Since the passage of the Tax Reform Act of 1986, foreign direct investment (FDI) both into and from the United States has surged. Inward FDI reached an all-time high of $58.4 billion in 1988, continuing a secular increase that began in the late 1970's. Outward FDI also reached an all-time high of $44.5 billion in 1987 which, contrary to the case of inward FDI, represented a sharp turnaround from the situation of the early 1980's. Outward FDI in 1988, though, fell back to $17.5 billion, approximately its level in 1985 and, after adjusting for capital gains and tax haven transactions, is lower as a fraction of GNP than it was in the late 1970's. This paper addresses to what extent tax reform has been responsible for the surge in FDI, and how it has affected the mix of investment, its financing, and its timing. The link between tax policy and aggregate FDI is difficult to make, both because the net incentive effect of several new provisions is not clear and because it is impossible, with less than three years of post-TRA86 data, to sort out any tax effect from other influences on FDI. Several aspects of recent FDI performance are, however, consistent with the effect of TRA86 on incentives, including the strength of outward FDI to low-tax countries, and the increase in net transfers of debt abroad. For inward FDI, the predominance of Japan and U.K. investment, the relative decline of debt transfers, and the increased reported rate of return are consistent with changed tax incentives.
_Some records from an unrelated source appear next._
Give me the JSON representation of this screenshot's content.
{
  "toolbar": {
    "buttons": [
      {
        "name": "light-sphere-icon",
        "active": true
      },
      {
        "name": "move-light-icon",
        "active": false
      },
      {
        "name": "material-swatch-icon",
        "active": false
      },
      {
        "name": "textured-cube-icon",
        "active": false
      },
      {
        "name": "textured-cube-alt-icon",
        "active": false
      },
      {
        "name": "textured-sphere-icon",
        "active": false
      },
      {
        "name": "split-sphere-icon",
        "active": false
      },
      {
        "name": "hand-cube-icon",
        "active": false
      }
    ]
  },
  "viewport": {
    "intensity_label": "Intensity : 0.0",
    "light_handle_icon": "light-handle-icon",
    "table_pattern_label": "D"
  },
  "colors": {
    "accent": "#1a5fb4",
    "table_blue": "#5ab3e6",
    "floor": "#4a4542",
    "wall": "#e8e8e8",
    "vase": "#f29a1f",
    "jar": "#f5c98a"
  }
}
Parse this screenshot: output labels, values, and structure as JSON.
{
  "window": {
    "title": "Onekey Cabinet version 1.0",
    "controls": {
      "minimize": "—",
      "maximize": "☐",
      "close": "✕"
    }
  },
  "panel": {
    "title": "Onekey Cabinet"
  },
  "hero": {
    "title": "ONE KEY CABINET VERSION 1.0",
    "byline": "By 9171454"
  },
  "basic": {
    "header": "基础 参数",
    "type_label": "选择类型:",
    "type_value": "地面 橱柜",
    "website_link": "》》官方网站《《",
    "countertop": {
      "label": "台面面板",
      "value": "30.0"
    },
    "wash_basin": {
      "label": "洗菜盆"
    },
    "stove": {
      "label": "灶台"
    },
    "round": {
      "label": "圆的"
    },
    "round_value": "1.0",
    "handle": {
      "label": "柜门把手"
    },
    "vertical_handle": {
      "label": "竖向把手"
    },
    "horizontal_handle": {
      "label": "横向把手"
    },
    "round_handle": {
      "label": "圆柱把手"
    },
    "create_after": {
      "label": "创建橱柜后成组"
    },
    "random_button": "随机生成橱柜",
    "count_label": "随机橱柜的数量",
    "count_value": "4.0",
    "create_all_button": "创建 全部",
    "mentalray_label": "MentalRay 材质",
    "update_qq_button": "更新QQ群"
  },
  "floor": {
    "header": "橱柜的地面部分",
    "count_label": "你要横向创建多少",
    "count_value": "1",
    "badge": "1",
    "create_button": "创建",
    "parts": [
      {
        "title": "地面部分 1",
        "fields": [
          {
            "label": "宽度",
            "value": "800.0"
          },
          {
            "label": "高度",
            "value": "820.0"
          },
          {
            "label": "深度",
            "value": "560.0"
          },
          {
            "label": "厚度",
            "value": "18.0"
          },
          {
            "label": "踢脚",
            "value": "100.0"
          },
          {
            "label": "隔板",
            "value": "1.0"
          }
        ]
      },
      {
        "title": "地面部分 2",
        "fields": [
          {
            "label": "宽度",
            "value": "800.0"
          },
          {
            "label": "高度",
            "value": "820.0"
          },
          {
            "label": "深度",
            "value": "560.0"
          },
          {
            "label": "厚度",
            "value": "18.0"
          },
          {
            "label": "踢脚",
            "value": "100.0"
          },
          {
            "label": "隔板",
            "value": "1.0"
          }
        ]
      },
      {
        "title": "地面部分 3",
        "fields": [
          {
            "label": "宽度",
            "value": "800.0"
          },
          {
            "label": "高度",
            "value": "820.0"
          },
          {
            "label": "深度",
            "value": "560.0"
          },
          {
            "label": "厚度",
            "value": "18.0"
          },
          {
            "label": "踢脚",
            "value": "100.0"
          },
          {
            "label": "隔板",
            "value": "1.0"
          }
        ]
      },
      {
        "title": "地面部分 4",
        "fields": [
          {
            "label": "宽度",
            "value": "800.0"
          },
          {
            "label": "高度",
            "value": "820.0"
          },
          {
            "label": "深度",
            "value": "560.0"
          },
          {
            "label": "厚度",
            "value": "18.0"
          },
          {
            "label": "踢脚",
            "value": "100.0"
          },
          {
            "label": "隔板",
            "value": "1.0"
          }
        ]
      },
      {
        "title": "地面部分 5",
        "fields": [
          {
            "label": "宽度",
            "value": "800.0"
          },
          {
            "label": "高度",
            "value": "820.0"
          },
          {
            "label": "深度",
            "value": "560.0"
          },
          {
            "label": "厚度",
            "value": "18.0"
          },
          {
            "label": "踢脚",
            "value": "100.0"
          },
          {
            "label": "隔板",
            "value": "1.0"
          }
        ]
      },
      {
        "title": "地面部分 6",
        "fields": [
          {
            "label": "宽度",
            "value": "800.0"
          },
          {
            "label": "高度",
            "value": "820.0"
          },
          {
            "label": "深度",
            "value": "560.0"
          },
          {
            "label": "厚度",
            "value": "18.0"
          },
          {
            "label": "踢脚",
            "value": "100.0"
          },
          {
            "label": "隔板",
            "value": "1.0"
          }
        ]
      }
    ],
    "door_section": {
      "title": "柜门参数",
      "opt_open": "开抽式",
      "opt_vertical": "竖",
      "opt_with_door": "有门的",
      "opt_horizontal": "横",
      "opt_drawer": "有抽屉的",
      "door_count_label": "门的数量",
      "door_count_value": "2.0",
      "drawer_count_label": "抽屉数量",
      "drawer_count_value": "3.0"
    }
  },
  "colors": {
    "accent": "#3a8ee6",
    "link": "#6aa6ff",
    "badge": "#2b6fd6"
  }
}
(This abstract was borrowed from another version of this item.)
To our knowledge, this item is not available for
download. To find whether it is available, there are three
1. Check below under "Related research" whether another version of this item is available online.
2. Check on the provider's web page whether it is in fact available.
3. Perform a search for a similarly titled item that would be available.
|Date of creation:||1990|
|Date of revision:|
|Contact details of provider:|| Postal: |
Web page: http://fordschool.umich.edu/rsie/
More information through EDIRC
Please report citation or reference errors to , or , if you are the registered author of the cited work, log in to your RePEc Author Service profile, click on "citations" and make appropriate adjustments.:
- Goodspeed, Timothy & Frisch, Daniel, 1989. "U.S. tax policy and the overseas activities of U.S. multinational corporations: a quantitative assessment," MPRA Paper 39389, University Library of Munich, Germany.
- Hugh J. Ault & David F. Bradford, 1990.
"Taxing International Income: An Analysis of the U.S. System and Its Economic Premises,"
in: Taxation in the Global Economy, pages 11-52
National Bureau of Economic Research, Inc.
- David F. Bradford & Hugh J. Ault, 1989. "Taxing International Income: An Analysis of the U.S. System and Its Economic Premises," NBER Working Papers 3056, National Bureau of Economic Research, Inc.
- James R. Hines, Jr. & R. Glenn Hubbard, 1989.
"Coming Home to America: Dividend Repatriations by U.S. Multinationals,"
NBER Working Papers
2931, National Bureau of Economic Research, Inc.
- James R. Hines, Jr. & R. Glenn Hubbard, 1990. "Coming Home To America: Dividend Repatriations By U.S. Multinationals," NBER Chapters, in: Taxation in the Global Economy, pages 161-208 National Bureau of Economic Research, Inc.
- Hines, J.R.J. & Hubbard, R.G., 1989. "Coming Home To America - Devidend Repatriations By U.S. Multinationals," Papers 146, Princeton, Woodrow Wilson School - Public and International Affairs.
- Joosung Jun, 1989. "What is the Marginal Source of Funds for Foreign Investment?," NBER Working Papers 3064, National Bureau of Economic Research, Inc.
- Assaf Razin & Joel Slemrod, 1990. "Taxation in the Global Economy," NBER Books, National Bureau of Economic Research, Inc, number razi90-1, July.
When requesting a correction, please mention this item's handle: RePEc:mie:wpaper:256. See general information about how to correct material in RePEc.
For technical questions regarding this item, or to correct its authors, title, abstract, bibliographic or download information, contact: (FSPP Webmaster)
If references are entirely missing, you can add them using this form.